Studying for their prelim grad school exams, ES & DR were testing each other on memorized values of fundamental physical quantities: the gravitational constant, electron charge, Boltzmann's constant, speed of light, etc. I walked by and ES asked, "What's Planck's constant?"

"One!" I replied, "in appropriate units." It seemed funny at the time (we were under a lot of pressure) but it was also true. By the right choice of dimensions --- length, time, charge, mass, and so forth --- it's possible to make many constants of nature equal any (positive, non-zero) numerical value you please. Do that artfully and the result is simpler, easier-to-manipulate equations.

There are exceptions, dimensionless constants that have no knobs to adjust; they just are what they are. The fine-structure constant, for instance, is about 1/137.036 and governs atomic spectra.
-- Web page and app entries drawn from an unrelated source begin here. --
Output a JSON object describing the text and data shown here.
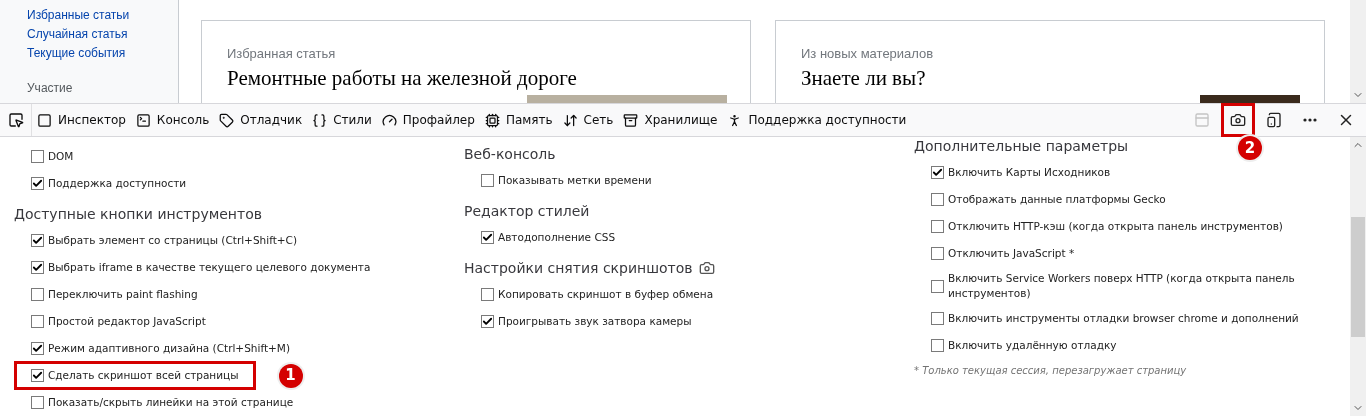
{
  "page": {
    "sidebar_links": [
      "Избранные статьи",
      "Случайная статья",
      "Текущие события"
    ],
    "sidebar_heading": "Участие",
    "cards": [
      {
        "kicker": "Избранная статья",
        "title": "Ремонтные работы на железной дороге"
      },
      {
        "kicker": "Из новых материалов",
        "title": "Знаете ли вы?"
      }
    ]
  },
  "toolbar": {
    "tools": [
      {
        "label": "Инспектор"
      },
      {
        "label": "Консоль"
      },
      {
        "label": "Отладчик"
      },
      {
        "label": "Стили"
      },
      {
        "label": "Профайлер"
      },
      {
        "label": "Память"
      },
      {
        "label": "Сеть"
      },
      {
        "label": "Хранилище"
      },
      {
        "label": "Поддержка доступности"
      }
    ],
    "buttons": [
      {
        "kind": "frames",
        "disabled": true
      },
      {
        "kind": "screenshot",
        "disabled": false,
        "annotation": "2"
      },
      {
        "kind": "responsive",
        "disabled": false
      },
      {
        "kind": "more",
        "disabled": false
      },
      {
        "kind": "close",
        "disabled": false
      }
    ]
  },
  "settings": {
    "columns": [
      {
        "sections": [
          {
            "items": [
              {
                "label": "DOM",
                "checked": false
              },
              {
                "label": "Поддержка доступности",
                "checked": true
              }
            ]
          },
          {
            "heading": "Доступные кнопки инструментов",
            "items": [
              {
                "label": "Выбрать элемент со страницы (Ctrl+Shift+C)",
                "checked": true
              },
              {
                "label": "Выбрать iframe в качестве текущего целевого документа",
                "checked": true
              },
              {
                "label": "Переключить paint flashing",
                "checked": false
              },
              {
                "label": "Простой редактор JavaScript",
                "checked": false
              },
              {
                "label": "Режим адаптивного дизайна (Ctrl+Shift+M)",
                "checked": true
              },
              {
                "label": "Сделать скриншот всей страницы",
                "checked": true,
                "annotation": "1"
              },
              {
                "label": "Показать/скрыть линейки на этой странице",
                "checked": false
              }
            ]
          }
        ]
      },
      {
        "sections": [
          {
            "heading": "Веб-консоль",
            "items": [
              {
                "label": "Показывать метки времени",
                "checked": false
              }
            ]
          },
          {
            "heading": "Редактор стилей",
            "items": [
              {
                "label": "Автодополнение CSS",
                "checked": true
              }
            ]
          },
          {
            "heading": "Настройки снятия скриншотов",
            "camera": true,
            "items": [
              {
                "label": "Копировать скриншот в буфер обмена",
                "checked": false
              },
              {
                "label": "Проигрывать звук затвора камеры",
                "checked": true
              }
            ]
          }
        ]
      },
      {
        "sections": [
          {
            "heading": "Дополнительные параметры",
            "items": [
              {
                "label": "Включить Карты Исходников",
                "checked": true
              },
              {
                "label": "Отображать данные платформы Gecko",
                "checked": false
              },
              {
                "label": "Отключить HTTP-кэш (когда открыта панель инструментов)",
                "checked": false
              },
              {
                "label": "Отключить JavaScript *",
                "checked": false
              },
              {
                "label": "Включить Service Workers поверх HTTP (когда открыта панель инструментов)",
                "checked": false
              },
              {
                "label": "Включить инструменты отладки browser chrome и дополнений",
                "checked": false
              },
              {
                "label": "Включить удалённую отладку",
                "checked": false
              }
            ]
          }
        ],
        "note": "* Только текущая сессия, перезагружает страницу"
      }
    ]
  }
}
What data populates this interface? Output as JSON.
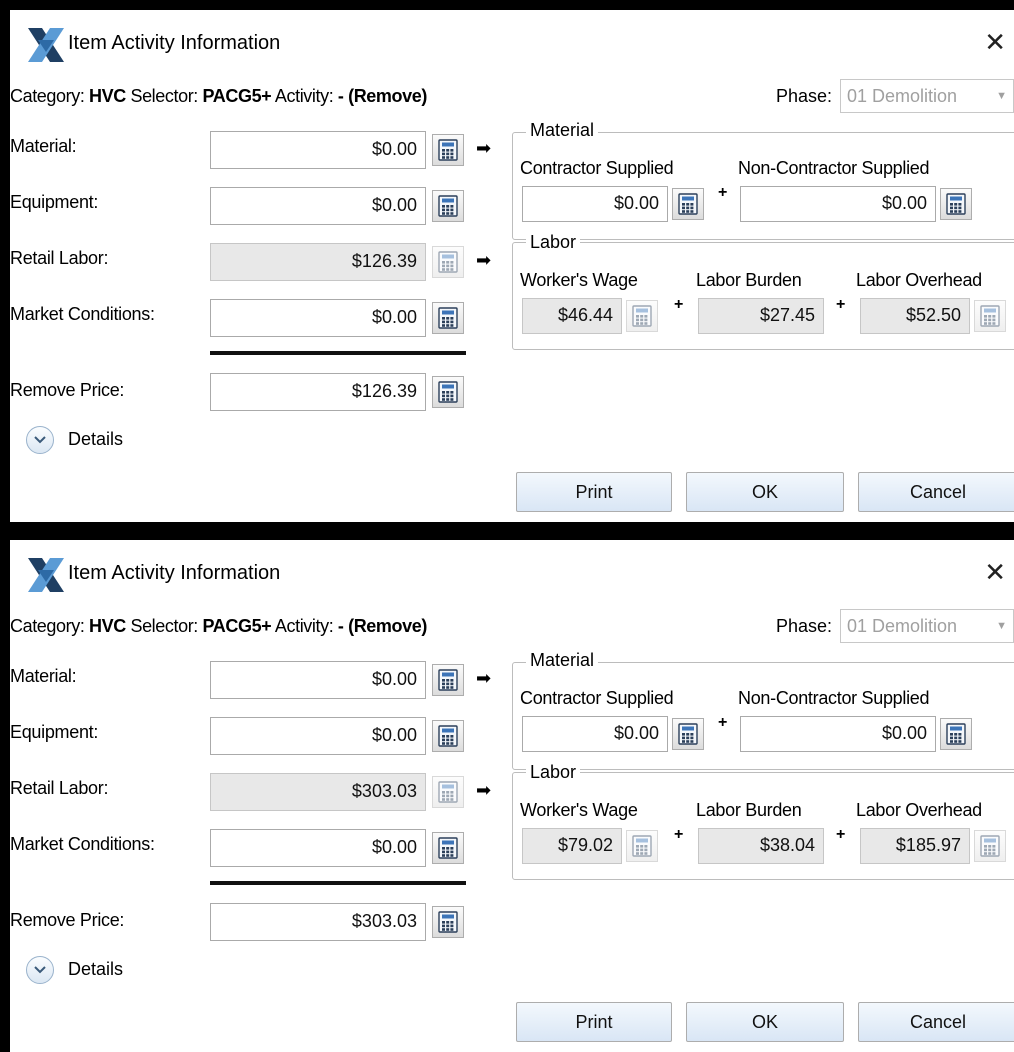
{
  "dialogs": [
    {
      "title": "Item Activity Information",
      "close": "✕",
      "info": {
        "category_label": "Category: ",
        "category_value": "HVC",
        "selector_label": " Selector: ",
        "selector_value": "PACG5+",
        "activity_label": " Activity: ",
        "activity_value": "- (Remove)"
      },
      "phase": {
        "label": "Phase:",
        "value": "01 Demolition"
      },
      "rows": {
        "material": {
          "label": "Material:",
          "value": "$0.00"
        },
        "equipment": {
          "label": "Equipment:",
          "value": "$0.00"
        },
        "retail_labor": {
          "label": "Retail Labor:",
          "value": "$126.39"
        },
        "market_conditions": {
          "label": "Market Conditions:",
          "value": "$0.00"
        },
        "remove_price": {
          "label": "Remove Price:",
          "value": "$126.39"
        }
      },
      "material_group": {
        "legend": "Material",
        "contractor_label": "Contractor Supplied",
        "contractor_value": "$0.00",
        "non_contractor_label": "Non-Contractor Supplied",
        "non_contractor_value": "$0.00"
      },
      "labor_group": {
        "legend": "Labor",
        "wage_label": "Worker's Wage",
        "wage_value": "$46.44",
        "burden_label": "Labor Burden",
        "burden_value": "$27.45",
        "overhead_label": "Labor Overhead",
        "overhead_value": "$52.50"
      },
      "details_label": "Details",
      "buttons": {
        "print": "Print",
        "ok": "OK",
        "cancel": "Cancel"
      }
    },
    {
      "title": "Item Activity Information",
      "close": "✕",
      "info": {
        "category_label": "Category: ",
        "category_value": "HVC",
        "selector_label": " Selector: ",
        "selector_value": "PACG5+",
        "activity_label": " Activity: ",
        "activity_value": "- (Remove)"
      },
      "phase": {
        "label": "Phase:",
        "value": "01 Demolition"
      },
      "rows": {
        "material": {
          "label": "Material:",
          "value": "$0.00"
        },
        "equipment": {
          "label": "Equipment:",
          "value": "$0.00"
        },
        "retail_labor": {
          "label": "Retail Labor:",
          "value": "$303.03"
        },
        "market_conditions": {
          "label": "Market Conditions:",
          "value": "$0.00"
        },
        "remove_price": {
          "label": "Remove Price:",
          "value": "$303.03"
        }
      },
      "material_group": {
        "legend": "Material",
        "contractor_label": "Contractor Supplied",
        "contractor_value": "$0.00",
        "non_contractor_label": "Non-Contractor Supplied",
        "non_contractor_value": "$0.00"
      },
      "labor_group": {
        "legend": "Labor",
        "wage_label": "Worker's Wage",
        "wage_value": "$79.02",
        "burden_label": "Labor Burden",
        "burden_value": "$38.04",
        "overhead_label": "Labor Overhead",
        "overhead_value": "$185.97"
      },
      "details_label": "Details",
      "buttons": {
        "print": "Print",
        "ok": "OK",
        "cancel": "Cancel"
      }
    }
  ],
  "icons": {
    "app": "app-logo-icon",
    "calculator": "calculator-icon",
    "arrow": "arrow-right-icon",
    "expand": "chevron-down-icon",
    "close": "close-icon",
    "dropdown": "dropdown-caret-icon"
  },
  "colors": {
    "outer_background": "#000000",
    "button_top": "#f3f8fd",
    "button_bottom": "#d9e6f5",
    "readonly_field": "#e8e8e8",
    "logo_dark": "#1f3f63",
    "logo_light": "#5b9bd5"
  }
}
The electron/proton mass ratio is another, with a value around 1/1836. No amount of finagling with units can change them --- they're pure numbers.

Wednesday, February 02, 2000 at 06:06:44 (EST) = 2000-02-02

TopicScience - TopicPersonalHistory

(correlates: CodeOfTheWoosters, VulnerableTheories, OnCurvature, ...)